Design thinking is not just a big joke…or is it? I wondered about this recently when I attended a sketch comedy writing workshop led by our very own talented intern Bradley Naumann. At the Design & Co-Innovation Center (DCC), we encourage team members to share their talents with the rest of us, and I am so glad Brad did. Listening to his presentation, I was struck by the similarities between the sketch comedy writing process that Brad described and the one we follow with our customers when we co-innovate with them.
For context, sketch comedy is a form of entertainment that consists of a string of short comedy skits that last from one to ten minutes. A group of comedians or actors perform these sketches through a variety of channels, such as a live stage performance or through a recorded visual medium like a YouTube video, or a television show. The writing process for creating these sketches is characterized by an open atmosphere where both constant ideation and team collaboration can thrive.

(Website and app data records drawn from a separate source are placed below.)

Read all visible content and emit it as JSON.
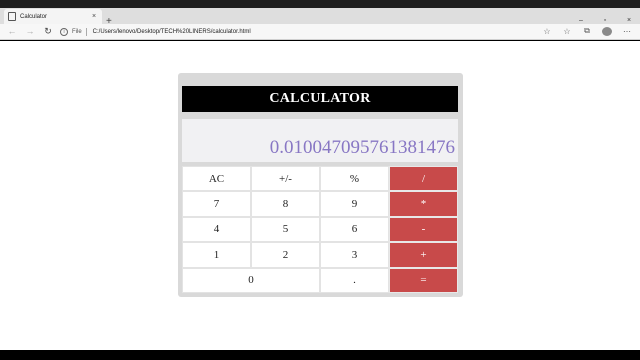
{
  "browser": {
    "tab_title": "Calculator",
    "tab_close": "×",
    "new_tab": "+",
    "window_controls": [
      "–",
      "▫",
      "×"
    ],
    "nav": {
      "back": "←",
      "forward": "→",
      "reload": "↻"
    },
    "info": "i",
    "file_label": "File",
    "url": "C:/Users/lenovo/Desktop/TECH%20LINERS/calculator.html",
    "tools": [
      "☆",
      "☆",
      "⧉"
    ]
  },
  "calculator": {
    "title": "CALCULATOR",
    "display": "0.010047095761381476",
    "keys": [
      {
        "label": "AC",
        "type": "fn"
      },
      {
        "label": "+/-",
        "type": "fn"
      },
      {
        "label": "%",
        "type": "fn"
      },
      {
        "label": "/",
        "type": "op"
      },
      {
        "label": "7",
        "type": "num"
      },
      {
        "label": "8",
        "type": "num"
      },
      {
        "label": "9",
        "type": "num"
      },
      {
        "label": "*",
        "type": "op"
      },
      {
        "label": "4",
        "type": "num"
      },
      {
        "label": "5",
        "type": "num"
      },
      {
        "label": "6",
        "type": "num"
      },
      {
        "label": "-",
        "type": "op"
      },
      {
        "label": "1",
        "type": "num"
      },
      {
        "label": "2",
        "type": "num"
      },
      {
        "label": "3",
        "type": "num"
      },
      {
        "label": "+",
        "type": "op"
      },
      {
        "label": "0",
        "type": "num"
      },
      {
        "label": ".",
        "type": "num"
      },
      {
        "label": "=",
        "type": "op"
      }
    ]
  },
  "colors": {
    "operator_bg": "#c84a4a",
    "display_text": "#8877c4",
    "title_bg": "#000000"
  }
}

Design thinking is a structured process of innovation, primarily used by businesses. When done right, the result is products and services that delight users and drive innovation.
While on the surface sketch comedy and design thinking may not have much in common, I noticed some interesting similarities:
Empathy: Both start with understanding and observation. Design thinking builds empathy for your target audience and their everyday pain points to create the most relatable and innovative ideas. Similarly, in the sketch comedy realm, having a deep understanding and empathy for a specific target audience serves as the foundation for the success of jokes. By recognizing and then leveraging the everyday routines, tendencies, and interests of potential audience members, a writer is able to steer humor in a direction that appeals to his/her spectators.
Collaboration: For the best results, design thinking encourages intense collaboration between diverse teams. The success and overall quality of sketch comedy also rests upon the unhesitating will of a team to work together and create original content. Whether it’s collaborating as a group during the sketch ideation phase or working together to write jokes and dialogue for a specific sketch, collaboration is a central component to all stages of sketch comedy writing. This teamwork and openness invites ideas from every corner of every brain in the room.
Brainstorming: The six rules of brainstorming followed by design thinking practitioners are:
- Defer judgement
- Encourage wild ideas
- Build on the ideas of others
- Stay focused on one topic.
- Be visual
- Go for quantity
While there are no set rules for brainstorming sketches, comedians and writers alike instinctively (and probably unknowingly) follow these same rules when generating ideas. For instance, wild ideas can be extremely successful ideas in sketch comedy. Even if an idea seems to be directionless, sketch comedians never discount it, choosing instead to defer all judgement and building or iterating on it. Likewise, sketch comedy is a visual medium of comedic performance, so being visual when articulating an idea is particularly important – if the rest of your group cannot visualize a concept or the potential of a concept, then the idea is one that might be overlooked and should be reshaped.
Prototyping and testing: For the best results in design thinking, it is important to make your ideas tangible, validate them, and iterate based on your findings. Similarly, in sketch comedy, sketches are written (tangibility), read in front of a group or small audience (validated), and then changed or rewritten based on the performance of the jokes or reactions from the crowd (iterated). This prototyping process ensures a final “product” or sketch that is clean, appealing, and the very best version of itself.
So, what do you think? Do you agree with me that there are similarities in these seemingly completely different practices? Share your thoughts on Facebook (@AppHausPaloAlto) and twitter (@SAPAppHaus), or on the comments section below.